How do we pastor a congregation with conflicting sets of political certainties? How do we maintain the unity of the Spirit in the bond of peace” (Eph. 4:3) without compromising what’s true?
Lebanon is a spectacular country with a rich history. Her beauty is even recorded in the Bible. But for several thousand years, she has been plagued with destruction and corruption.
We feel the political heat for different reasons, but we all feel it. How do we endure? Here are thirteen principles for pastoring through political turmoil.
Several years ago, I left Venezuela to plant a Spanish-speaking church in DC. Yet here I am again: different country, similar protests; different reasons, similar chaos spilling onto the streets; different slangs and slurs, same hate-filled hearts.

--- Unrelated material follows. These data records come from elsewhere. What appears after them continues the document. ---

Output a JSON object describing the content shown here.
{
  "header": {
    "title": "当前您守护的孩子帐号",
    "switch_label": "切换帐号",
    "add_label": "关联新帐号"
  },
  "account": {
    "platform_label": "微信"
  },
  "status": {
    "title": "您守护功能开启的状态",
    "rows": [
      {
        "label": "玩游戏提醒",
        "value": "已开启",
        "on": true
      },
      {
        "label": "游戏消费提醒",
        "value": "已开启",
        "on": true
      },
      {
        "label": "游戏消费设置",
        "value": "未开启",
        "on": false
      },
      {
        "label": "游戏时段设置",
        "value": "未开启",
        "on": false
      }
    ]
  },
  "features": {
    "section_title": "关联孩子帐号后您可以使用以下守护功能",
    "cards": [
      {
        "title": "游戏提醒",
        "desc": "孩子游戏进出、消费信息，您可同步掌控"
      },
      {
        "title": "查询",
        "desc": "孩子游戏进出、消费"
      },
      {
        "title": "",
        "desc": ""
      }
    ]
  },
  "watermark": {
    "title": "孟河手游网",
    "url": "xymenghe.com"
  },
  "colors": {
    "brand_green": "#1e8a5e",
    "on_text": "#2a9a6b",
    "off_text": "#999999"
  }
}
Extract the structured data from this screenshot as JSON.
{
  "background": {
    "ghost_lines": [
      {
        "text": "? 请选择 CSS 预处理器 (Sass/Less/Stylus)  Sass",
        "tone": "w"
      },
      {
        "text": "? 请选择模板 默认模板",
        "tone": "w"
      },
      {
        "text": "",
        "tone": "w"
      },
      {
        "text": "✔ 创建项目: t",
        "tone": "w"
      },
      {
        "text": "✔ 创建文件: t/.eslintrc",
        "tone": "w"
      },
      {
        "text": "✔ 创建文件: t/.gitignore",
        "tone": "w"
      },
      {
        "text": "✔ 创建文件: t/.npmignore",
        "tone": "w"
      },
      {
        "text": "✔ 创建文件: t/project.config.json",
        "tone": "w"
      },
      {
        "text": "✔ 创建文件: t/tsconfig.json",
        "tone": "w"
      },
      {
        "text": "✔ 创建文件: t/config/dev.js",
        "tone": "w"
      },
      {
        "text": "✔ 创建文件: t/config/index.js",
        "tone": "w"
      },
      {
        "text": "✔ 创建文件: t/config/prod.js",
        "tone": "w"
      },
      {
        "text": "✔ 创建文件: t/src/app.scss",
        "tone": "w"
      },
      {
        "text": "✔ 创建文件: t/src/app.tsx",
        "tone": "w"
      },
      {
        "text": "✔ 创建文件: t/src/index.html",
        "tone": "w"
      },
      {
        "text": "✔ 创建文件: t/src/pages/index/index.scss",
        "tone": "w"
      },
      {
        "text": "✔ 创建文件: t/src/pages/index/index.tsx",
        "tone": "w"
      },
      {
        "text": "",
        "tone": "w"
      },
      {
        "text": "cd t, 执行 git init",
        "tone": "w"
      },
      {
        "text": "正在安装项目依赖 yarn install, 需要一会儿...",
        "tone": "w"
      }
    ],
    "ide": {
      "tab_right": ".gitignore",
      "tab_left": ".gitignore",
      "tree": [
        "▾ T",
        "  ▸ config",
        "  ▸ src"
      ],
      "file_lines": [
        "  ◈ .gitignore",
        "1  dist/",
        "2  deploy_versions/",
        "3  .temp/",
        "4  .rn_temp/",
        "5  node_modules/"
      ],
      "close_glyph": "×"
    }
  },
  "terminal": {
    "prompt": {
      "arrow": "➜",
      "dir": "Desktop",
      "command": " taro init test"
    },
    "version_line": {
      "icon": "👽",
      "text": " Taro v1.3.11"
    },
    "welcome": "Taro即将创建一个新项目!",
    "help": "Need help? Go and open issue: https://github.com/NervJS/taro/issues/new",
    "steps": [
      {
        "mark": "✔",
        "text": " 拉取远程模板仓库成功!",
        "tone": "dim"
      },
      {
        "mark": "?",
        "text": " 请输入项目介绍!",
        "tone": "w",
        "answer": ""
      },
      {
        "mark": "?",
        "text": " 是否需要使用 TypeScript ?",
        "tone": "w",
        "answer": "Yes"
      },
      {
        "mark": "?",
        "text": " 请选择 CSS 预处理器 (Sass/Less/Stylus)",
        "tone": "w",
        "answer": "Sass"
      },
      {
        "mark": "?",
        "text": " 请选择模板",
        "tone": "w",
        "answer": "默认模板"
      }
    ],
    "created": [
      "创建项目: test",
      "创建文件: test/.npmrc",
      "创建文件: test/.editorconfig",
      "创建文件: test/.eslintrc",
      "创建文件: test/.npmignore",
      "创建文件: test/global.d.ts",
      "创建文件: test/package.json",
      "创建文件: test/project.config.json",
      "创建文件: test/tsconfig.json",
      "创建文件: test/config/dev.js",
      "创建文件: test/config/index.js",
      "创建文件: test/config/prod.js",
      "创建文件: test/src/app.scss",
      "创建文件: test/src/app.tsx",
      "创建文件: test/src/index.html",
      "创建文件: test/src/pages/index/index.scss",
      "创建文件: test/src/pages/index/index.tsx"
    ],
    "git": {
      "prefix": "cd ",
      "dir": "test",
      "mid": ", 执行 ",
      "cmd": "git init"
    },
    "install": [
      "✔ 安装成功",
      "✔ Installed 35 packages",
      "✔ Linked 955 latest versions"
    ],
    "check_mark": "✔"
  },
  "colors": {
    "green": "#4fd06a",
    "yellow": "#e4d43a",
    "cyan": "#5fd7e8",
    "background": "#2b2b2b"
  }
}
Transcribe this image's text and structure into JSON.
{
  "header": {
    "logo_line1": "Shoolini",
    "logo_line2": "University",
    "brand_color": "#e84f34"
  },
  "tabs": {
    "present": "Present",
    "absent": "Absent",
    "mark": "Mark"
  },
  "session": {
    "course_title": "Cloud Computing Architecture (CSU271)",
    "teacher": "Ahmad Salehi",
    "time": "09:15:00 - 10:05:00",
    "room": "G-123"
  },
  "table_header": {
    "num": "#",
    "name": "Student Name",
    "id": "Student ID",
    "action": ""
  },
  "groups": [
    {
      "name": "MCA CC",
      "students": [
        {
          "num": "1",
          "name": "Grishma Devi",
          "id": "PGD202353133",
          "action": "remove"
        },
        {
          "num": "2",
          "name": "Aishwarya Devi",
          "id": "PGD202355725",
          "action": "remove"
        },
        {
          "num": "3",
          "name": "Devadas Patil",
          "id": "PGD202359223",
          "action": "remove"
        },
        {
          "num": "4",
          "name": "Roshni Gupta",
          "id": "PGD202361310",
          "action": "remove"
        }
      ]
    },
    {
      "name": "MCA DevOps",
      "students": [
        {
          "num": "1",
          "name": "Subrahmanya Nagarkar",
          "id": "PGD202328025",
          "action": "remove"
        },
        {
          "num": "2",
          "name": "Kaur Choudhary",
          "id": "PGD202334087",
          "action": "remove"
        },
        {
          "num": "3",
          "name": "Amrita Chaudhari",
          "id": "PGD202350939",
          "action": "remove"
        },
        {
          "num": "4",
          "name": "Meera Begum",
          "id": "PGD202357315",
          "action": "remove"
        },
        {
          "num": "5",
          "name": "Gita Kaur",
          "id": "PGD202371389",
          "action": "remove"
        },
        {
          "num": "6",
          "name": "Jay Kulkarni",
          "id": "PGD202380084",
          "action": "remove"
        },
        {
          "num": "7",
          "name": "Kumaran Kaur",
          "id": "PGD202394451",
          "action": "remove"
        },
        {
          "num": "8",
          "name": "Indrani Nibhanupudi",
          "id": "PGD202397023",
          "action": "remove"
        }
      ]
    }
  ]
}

Charles Spurgeon lived during a time of social and political upheaval. How did that affect his preaching?
Why bother praying publicly for politicians? There are so many reasons not to do it. But they’re insufficient. Why? Simply put, because God commands it.
For any pastor troubled by how members of his church may vote in November, instead of using your pulpit to publicly endorse a candidate, perhaps it would be better to patiently disciple your congregation toward Christ-like maturity.
Love leans in and listens well. May God help us so love one another.
The current cultural moment is tumultuous, and having honest conversation about polarizing topics is a difficult task for any church. But we must fight suspicion.
Listening well and loving deeply won’t resolve every political disagreement in your church. It will do something better.